Kaufman, Daniel. 2018. Examining Austronesian prosody through the lens of hip-hop. Invited talk. CCLS Lecture Series , University of Cologne, Germany.
Kaufman, Daniel. 2018. Ways of engaging with urban linguistic diversity: A critical view from New York. Plenary talk. Big Cities, Small Languages Conference . ZAS, Berlin. Nov. 14-16.
Kaufman, Daniel. 2018. Indigenous languages in NYC: Ideology and conservation. Indigenous Languages: From Endangerment to Revitalization to Resilience. University of Michigan Center for Southeast Asian Studies. Oct. 25.
Kaufman, Daniel, Tony Woodbury and B’alam Mateo. 2018. Roundtable facilitator on collaborative documentation. Sound Systems of Latin America III. University of Mass. at Amherst. Oct. 19-21.
Alvarez, Jackeline & Daniel Kaufman. 2018. A Comparative Analysis of Alcozauca and Cuautipan Mixteco Deictics. First ILLC Conference. Long Island University. (Part of the NSF REU mentorship Program.)
Kaufman, Daniel. 2018. The Austronesians: Family relations and inter-family contact across six millennia. The Greater South China Sea Interaction Zone: A Workshop to Explore Interdisciplinary Interventions into the Study of the Ancient East Eurasian South. Columbia University.
Kaufman, Daniel. 2018. Discussant for Panel 326: Language Choice and Identity in South and Southeast Asia. Association for Asian Studies 2018 Annual Conference, Washington DC.

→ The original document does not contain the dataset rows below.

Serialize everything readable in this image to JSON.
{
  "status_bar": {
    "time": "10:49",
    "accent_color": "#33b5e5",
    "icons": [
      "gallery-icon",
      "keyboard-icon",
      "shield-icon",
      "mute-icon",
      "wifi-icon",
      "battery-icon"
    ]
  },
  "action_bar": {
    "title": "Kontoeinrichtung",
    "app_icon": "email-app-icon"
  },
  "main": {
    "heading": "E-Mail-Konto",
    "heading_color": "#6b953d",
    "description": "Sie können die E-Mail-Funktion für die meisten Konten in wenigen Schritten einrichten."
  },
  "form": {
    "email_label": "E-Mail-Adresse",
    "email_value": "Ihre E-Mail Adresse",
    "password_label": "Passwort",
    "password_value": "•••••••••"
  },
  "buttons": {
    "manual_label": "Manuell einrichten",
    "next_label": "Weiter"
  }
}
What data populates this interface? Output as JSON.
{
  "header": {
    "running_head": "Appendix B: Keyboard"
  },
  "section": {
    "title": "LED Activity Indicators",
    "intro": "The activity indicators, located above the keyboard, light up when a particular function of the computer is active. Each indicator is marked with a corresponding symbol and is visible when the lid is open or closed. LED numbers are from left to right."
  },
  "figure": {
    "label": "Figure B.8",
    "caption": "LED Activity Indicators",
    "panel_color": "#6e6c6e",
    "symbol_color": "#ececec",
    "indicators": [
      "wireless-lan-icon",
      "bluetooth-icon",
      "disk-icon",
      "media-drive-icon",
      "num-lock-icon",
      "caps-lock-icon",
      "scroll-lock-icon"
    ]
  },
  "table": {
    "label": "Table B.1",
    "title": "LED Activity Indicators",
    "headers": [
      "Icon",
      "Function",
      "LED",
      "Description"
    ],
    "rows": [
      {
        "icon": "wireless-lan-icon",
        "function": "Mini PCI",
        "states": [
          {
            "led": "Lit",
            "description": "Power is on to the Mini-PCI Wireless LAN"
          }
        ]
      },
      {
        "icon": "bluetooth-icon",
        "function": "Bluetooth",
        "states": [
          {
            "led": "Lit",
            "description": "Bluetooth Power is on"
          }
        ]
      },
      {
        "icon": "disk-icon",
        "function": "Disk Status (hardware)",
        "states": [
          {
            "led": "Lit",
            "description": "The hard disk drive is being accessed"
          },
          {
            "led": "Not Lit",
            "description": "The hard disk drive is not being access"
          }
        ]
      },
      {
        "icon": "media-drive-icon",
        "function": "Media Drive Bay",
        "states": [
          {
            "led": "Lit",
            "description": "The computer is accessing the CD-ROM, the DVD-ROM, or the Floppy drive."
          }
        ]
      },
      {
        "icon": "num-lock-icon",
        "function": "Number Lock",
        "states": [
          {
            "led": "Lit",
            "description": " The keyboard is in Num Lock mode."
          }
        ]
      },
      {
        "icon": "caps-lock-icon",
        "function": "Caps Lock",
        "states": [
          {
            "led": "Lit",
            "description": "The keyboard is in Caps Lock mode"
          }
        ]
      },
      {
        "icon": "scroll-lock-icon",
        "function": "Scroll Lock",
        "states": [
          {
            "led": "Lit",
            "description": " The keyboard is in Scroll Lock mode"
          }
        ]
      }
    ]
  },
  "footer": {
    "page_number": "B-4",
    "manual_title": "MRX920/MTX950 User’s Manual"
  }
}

Kaufman, Daniel. 2010. “Greenberg’s 16th Slayed in the Bronx?”. Harvard GSAS Workshop in Language Universals and Linguistic Fieldwork, 2010 April 13.